Suning Appliance Group has launched a consent solicitation on its $600m 7.5% 2021s due in about two weeks to seek a maturity extension and to suspend certain events of defaults post its transfer of a part of its subsidiary to a government directed fund. The home appliance and consumer electronics giant has been going through a liquidity crisis since September 2020 after its former chairman waived the rights to ask China Evergrande Group to repay Suning’s strategic investment of RMB 20bn ($3.1bn). To tide over the liquidity crisis, the company announced the sale of its 16.96% stake in e-commerce subsidiary Suning.com to an industrial development fund led by the Jiangsu provincial government and the Nanjing city government called Jiangsu New Retail Innovation Fund II on July 12. This has triggered a change of control event, as Suning.com ceases to be a subsidiary of the company post the stake sale, which allows the debt holders to redeem the bonds at 101 together with the accrued interest.

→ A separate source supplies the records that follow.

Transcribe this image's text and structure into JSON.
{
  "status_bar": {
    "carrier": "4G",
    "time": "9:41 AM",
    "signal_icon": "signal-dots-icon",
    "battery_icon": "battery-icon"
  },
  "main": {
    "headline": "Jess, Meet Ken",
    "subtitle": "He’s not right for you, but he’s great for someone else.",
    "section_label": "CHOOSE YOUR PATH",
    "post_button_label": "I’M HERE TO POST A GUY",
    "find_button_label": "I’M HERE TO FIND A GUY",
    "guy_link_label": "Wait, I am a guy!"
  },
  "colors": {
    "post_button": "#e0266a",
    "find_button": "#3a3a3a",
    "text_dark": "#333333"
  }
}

Despite the sale, the Jiangsu-based company said that it is not in a position to repay its debt either upon maturity in September or if the bondholders choose to exercise their put option, which has forced it to call for the consent solicitation. The consent either needs the approval of holders representing at least 90% of the aggregate principal amount of the notes by the e-voting deadline of September 16 or the approval of at least 75% of the bondholders present at a September 20 meeting, representing not less than 66% in aggregate principal amount of the bonds. Bondholders who consent prior to a deadline of September 10 will receive a cash payment of $10 per $1,000 in principal amount of the bonds. Trading of the 7.5% 2021s issued by Granda Century and guaranteed by Suning Appliance Group was suspended starting Monday. According to CreditSights the stake sale of Suning.com to local government controlled industrial funds does not represent a bailout but is likely to improve Suning Appliance’s ability to repay debt. A government-backed strategic investment typically emerges in a debt restructuring process though it might not be timely enough to avoid bond defaults.